With Easter approaching, we look at the traditions around the world and explore how different cultures celebrate this religious festival. Easter celebrations (although no doubt different this year) is observed around the world. To learn how Jerusalem, Mexico, Spain and Antigua mark the occasion, click here.
One of the prominent and best place to witness the faith and celebration of Easter is in the Holy Land of Jerusalem, one of the world’s oldest cities (some 4,000 years) and the most holy site in the world. Pre-Covid, usually on Easter Day, Christians of all ethnicity gather in Jerusalem’s Old City to follow in the footsteps of Christ. Read our article on Easter in Jerusalem here.
Everyone at Pilot wish you a Happy Easter!
Easter around the World
With Easter approaching, we look at the traditions around the world and explore how different cultures celebrate this religious festival.
A traditional procession in Jerusalem
Jerusalem is an obvious place to start; where Judaism’s Passover and Christian Easter come together for Holy Week. Good Friday is perhaps the most notable day, with a multitude of different nationalities flood the streets on Holy pilgrimage, making processions around the 14 stations of the cross where Jesus was crucified.
In Mexico, a pious celebration is also made with processions dressed in biblical clothing flowing through the streets, gathering at the cathedrals with floats carrying images of Jesus on.
Easter in Spain is particularly notable, as business comes to a standstill across much of the country slows to a stand still for Holy Week. The Semanta Santa is one of Europe’s oldest festivals and dates back to the 17th Century.
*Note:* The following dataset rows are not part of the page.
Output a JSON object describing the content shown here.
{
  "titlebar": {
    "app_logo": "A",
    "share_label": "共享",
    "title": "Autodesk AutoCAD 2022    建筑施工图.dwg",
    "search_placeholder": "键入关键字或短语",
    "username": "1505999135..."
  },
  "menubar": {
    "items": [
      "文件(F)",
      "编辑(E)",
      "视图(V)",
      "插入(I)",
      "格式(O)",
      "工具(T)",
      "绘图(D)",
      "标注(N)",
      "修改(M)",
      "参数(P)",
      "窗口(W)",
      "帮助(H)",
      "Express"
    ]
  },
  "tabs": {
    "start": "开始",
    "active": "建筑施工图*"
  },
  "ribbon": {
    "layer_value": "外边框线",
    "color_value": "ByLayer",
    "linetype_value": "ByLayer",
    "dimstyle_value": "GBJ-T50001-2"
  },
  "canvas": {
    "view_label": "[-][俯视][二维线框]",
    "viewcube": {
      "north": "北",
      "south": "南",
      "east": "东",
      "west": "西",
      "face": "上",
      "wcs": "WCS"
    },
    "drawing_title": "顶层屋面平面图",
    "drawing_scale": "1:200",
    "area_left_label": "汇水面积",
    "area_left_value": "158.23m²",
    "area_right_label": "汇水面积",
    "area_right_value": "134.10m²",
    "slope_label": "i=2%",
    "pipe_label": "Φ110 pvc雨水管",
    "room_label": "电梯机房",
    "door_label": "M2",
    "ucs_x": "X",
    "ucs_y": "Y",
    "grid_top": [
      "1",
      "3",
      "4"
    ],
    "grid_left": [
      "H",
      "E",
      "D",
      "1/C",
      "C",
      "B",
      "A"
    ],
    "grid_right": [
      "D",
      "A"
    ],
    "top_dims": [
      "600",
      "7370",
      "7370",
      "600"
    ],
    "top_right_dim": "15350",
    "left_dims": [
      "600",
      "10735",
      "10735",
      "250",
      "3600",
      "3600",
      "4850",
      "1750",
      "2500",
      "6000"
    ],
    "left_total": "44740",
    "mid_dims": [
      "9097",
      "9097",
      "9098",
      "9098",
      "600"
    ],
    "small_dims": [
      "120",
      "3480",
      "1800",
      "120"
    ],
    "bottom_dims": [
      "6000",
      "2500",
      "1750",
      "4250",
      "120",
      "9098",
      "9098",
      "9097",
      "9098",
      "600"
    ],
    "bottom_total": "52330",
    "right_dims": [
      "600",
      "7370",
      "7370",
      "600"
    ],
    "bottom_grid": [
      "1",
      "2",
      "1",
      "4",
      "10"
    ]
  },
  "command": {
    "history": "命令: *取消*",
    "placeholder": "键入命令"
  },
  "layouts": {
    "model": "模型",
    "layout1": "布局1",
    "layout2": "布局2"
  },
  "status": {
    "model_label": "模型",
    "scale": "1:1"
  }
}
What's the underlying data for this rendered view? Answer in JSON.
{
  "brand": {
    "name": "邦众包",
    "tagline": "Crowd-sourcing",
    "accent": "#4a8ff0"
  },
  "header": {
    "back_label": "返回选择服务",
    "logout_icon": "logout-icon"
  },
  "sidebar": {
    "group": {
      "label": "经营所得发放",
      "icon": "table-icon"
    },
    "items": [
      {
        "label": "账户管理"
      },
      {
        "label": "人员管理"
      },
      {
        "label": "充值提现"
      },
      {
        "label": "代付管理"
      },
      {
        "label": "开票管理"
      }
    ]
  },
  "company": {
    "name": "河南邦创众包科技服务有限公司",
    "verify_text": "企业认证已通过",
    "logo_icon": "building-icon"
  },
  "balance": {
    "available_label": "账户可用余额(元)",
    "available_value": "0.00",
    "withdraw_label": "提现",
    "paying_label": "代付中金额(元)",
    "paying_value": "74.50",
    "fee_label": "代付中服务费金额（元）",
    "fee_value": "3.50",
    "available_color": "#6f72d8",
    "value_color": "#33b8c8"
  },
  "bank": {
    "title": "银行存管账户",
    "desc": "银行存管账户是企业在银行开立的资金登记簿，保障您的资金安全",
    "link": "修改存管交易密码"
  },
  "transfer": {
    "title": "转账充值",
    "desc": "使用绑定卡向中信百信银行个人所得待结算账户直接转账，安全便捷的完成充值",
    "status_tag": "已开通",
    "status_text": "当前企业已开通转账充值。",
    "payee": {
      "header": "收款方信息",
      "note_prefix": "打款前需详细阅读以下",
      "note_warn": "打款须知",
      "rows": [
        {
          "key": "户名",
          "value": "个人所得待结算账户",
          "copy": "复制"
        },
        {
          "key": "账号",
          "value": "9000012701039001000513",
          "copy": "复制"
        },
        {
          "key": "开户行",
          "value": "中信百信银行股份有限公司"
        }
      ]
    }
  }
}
To this day, the “penitentes” (penitent ones) wear the traditional robes with cone headdress that creates a remarkable and haunting impression.
Easter in Spain: Penitents wear traditional robes called capirotes
On our tour of Easter around the world, we couldn’t miss out Antigua, where they put on a colourful celebration for Holy Week each year. As in Spain and Mexico, the whole community get involved, spending days creating intricate “alfombras” designs made from petals and coloured saw dust – that carpet the streets. These are beautiful creations but fragile ones, made for the procession to walk over during the passion play, symbolically destroying the designs.
Patience: alfombras take hours to create and moments to destroy